=== WORK REQUIRED ===
In the data below, which lines contain "value"? List them by copying each one.

■ ■ ■ ■ ■ ■ ■

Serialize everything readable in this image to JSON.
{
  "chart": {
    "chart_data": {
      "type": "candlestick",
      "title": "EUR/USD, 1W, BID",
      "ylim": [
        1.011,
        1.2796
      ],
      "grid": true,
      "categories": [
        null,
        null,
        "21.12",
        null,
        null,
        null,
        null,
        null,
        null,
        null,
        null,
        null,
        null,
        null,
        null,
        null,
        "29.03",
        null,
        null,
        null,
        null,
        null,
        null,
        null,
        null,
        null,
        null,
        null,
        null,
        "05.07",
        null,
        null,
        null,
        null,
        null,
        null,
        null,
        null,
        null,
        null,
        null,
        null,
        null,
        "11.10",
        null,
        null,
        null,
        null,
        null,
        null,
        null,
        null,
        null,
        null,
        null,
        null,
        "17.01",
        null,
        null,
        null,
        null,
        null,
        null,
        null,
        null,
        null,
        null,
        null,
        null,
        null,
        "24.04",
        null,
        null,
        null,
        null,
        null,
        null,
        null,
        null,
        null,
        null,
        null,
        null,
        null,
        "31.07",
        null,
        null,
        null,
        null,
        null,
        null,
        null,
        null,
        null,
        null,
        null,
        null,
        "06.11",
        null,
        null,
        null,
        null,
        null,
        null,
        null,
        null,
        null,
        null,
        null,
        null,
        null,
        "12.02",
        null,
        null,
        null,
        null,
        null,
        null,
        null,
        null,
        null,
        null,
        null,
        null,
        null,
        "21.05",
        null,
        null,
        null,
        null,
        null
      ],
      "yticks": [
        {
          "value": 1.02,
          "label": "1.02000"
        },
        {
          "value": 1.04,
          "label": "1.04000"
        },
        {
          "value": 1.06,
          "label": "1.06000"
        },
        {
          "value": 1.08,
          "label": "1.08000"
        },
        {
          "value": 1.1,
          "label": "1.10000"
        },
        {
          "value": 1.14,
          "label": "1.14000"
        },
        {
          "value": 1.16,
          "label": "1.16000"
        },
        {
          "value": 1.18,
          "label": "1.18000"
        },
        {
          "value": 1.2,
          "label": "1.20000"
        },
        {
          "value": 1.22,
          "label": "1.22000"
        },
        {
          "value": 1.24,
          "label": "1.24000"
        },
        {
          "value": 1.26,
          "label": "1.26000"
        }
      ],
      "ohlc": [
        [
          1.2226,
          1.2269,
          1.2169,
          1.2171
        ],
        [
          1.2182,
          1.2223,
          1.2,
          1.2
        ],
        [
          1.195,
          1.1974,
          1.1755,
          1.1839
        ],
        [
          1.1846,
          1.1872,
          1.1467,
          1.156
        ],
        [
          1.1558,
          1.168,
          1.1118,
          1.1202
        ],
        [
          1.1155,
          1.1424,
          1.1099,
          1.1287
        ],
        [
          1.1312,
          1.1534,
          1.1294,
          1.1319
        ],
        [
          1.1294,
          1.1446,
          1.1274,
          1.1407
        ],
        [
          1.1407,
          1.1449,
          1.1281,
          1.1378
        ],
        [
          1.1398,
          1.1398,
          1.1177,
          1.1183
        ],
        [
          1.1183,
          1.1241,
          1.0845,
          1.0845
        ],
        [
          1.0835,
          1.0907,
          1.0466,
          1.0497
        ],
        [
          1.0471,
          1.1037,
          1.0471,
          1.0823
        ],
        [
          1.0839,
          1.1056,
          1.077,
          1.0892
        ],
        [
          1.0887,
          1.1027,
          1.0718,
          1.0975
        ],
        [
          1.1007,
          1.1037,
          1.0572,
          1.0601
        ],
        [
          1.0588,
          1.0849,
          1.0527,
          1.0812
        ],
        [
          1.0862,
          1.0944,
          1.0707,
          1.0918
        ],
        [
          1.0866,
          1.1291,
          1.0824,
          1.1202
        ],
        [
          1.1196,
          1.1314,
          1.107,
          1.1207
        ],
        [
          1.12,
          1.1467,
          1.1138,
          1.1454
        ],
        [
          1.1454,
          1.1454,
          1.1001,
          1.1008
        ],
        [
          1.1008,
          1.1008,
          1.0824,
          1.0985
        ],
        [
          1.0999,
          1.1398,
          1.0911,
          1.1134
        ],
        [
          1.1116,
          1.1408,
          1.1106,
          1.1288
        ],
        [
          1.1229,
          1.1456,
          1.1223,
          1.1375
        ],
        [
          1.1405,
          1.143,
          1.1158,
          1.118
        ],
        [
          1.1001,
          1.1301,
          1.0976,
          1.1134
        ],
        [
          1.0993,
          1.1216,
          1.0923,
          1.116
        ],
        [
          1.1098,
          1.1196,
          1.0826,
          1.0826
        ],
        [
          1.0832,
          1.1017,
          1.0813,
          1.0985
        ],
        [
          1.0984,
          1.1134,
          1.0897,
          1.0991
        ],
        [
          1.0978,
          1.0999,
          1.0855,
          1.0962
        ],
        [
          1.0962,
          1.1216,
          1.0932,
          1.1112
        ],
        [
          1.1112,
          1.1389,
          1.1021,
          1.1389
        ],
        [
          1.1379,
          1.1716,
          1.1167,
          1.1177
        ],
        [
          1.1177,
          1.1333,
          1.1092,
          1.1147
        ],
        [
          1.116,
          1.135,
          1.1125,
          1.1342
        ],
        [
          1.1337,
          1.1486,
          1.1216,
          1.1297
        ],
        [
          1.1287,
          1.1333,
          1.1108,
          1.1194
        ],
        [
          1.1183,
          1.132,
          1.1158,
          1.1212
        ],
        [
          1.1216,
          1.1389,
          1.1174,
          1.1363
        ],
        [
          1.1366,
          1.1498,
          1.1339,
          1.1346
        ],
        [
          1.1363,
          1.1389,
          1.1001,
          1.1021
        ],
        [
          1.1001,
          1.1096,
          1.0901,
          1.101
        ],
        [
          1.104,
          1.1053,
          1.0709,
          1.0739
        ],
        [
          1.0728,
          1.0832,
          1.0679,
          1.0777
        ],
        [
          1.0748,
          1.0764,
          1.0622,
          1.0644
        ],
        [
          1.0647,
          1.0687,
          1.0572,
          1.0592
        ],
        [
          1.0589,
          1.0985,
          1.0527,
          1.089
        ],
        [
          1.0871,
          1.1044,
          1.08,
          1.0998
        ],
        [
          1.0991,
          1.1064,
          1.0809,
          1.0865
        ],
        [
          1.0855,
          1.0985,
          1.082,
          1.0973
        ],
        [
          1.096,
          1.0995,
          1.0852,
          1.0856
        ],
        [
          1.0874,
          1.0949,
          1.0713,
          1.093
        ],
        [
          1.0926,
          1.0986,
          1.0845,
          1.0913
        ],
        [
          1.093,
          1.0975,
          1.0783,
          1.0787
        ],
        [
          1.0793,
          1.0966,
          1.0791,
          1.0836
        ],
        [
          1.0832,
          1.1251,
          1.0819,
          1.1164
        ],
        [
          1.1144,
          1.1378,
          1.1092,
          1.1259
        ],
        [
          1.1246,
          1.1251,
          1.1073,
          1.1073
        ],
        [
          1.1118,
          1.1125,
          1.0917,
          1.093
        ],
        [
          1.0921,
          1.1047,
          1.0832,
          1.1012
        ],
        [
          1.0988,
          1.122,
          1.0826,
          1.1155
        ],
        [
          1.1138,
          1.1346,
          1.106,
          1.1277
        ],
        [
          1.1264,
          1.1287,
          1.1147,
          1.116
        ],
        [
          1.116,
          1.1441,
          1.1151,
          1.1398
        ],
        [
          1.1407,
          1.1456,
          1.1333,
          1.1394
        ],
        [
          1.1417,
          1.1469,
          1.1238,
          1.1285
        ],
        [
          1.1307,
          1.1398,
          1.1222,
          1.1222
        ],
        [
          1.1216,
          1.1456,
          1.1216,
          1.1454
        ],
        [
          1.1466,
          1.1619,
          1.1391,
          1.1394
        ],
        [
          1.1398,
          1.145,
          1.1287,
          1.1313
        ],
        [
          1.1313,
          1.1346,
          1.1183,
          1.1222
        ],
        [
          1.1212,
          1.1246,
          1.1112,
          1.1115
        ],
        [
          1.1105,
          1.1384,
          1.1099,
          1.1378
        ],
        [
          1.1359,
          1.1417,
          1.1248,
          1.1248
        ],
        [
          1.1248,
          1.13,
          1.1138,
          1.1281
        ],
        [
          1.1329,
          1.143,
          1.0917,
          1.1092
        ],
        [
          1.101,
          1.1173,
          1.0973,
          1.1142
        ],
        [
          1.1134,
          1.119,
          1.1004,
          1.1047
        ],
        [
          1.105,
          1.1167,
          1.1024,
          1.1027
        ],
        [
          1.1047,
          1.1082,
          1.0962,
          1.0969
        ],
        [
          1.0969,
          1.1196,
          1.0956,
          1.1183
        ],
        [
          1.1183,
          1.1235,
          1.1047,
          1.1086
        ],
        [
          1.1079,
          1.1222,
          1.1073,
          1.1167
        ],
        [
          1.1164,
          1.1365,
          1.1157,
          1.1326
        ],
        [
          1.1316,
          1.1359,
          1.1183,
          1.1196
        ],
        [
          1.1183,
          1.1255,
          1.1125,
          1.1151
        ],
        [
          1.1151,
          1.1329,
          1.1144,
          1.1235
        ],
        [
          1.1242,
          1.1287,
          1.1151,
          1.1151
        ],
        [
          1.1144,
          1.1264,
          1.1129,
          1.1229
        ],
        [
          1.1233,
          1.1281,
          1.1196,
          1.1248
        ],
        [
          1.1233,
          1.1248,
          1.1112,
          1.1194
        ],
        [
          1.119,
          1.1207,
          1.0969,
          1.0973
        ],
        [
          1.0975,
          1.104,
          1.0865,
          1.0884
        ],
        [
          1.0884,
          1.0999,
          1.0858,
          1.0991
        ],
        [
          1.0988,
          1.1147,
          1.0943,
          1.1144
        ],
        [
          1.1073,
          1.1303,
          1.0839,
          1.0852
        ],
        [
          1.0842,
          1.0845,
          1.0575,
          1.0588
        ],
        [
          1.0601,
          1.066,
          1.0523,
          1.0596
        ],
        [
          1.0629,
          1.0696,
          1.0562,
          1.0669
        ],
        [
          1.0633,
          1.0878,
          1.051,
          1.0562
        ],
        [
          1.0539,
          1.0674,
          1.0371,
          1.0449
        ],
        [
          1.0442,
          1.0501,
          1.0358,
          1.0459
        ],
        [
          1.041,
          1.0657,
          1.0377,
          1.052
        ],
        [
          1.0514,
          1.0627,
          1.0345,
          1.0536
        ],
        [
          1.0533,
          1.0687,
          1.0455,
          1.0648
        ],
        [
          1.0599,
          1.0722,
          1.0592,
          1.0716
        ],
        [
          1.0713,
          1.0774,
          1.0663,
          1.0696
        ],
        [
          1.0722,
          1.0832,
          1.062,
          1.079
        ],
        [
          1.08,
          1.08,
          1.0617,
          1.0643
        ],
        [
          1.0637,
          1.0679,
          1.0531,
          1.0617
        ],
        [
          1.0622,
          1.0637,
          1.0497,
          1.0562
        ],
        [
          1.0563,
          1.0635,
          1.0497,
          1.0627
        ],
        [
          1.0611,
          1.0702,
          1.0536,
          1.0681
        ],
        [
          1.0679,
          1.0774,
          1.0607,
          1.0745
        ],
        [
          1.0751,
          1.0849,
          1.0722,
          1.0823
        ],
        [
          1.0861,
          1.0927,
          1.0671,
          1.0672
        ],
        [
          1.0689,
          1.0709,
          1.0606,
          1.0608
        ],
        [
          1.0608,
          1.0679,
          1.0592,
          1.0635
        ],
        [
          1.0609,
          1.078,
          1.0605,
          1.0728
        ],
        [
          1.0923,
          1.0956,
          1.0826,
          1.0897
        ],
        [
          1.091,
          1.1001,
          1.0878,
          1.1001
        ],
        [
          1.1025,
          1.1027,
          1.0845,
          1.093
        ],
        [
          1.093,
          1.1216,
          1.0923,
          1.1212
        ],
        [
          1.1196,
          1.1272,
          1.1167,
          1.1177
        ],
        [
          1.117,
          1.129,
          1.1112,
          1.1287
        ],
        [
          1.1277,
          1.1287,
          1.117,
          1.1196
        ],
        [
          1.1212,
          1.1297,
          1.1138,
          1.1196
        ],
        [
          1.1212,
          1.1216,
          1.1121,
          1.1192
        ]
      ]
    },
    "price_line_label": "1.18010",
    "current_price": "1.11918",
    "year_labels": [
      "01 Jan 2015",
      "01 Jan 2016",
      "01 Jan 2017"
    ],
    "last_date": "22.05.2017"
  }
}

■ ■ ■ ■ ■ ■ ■

=== RESPONSE TO THE EXERCISE ===
          "value": 1.02,
          "value": 1.04,
          "value": 1.06,
          "value": 1.08,
          "value": 1.1,
          "value": 1.14,
          "value": 1.16,
          "value": 1.18,
          "value": 1.2,
          "value": 1.22,
          "value": 1.24,
          "value": 1.26,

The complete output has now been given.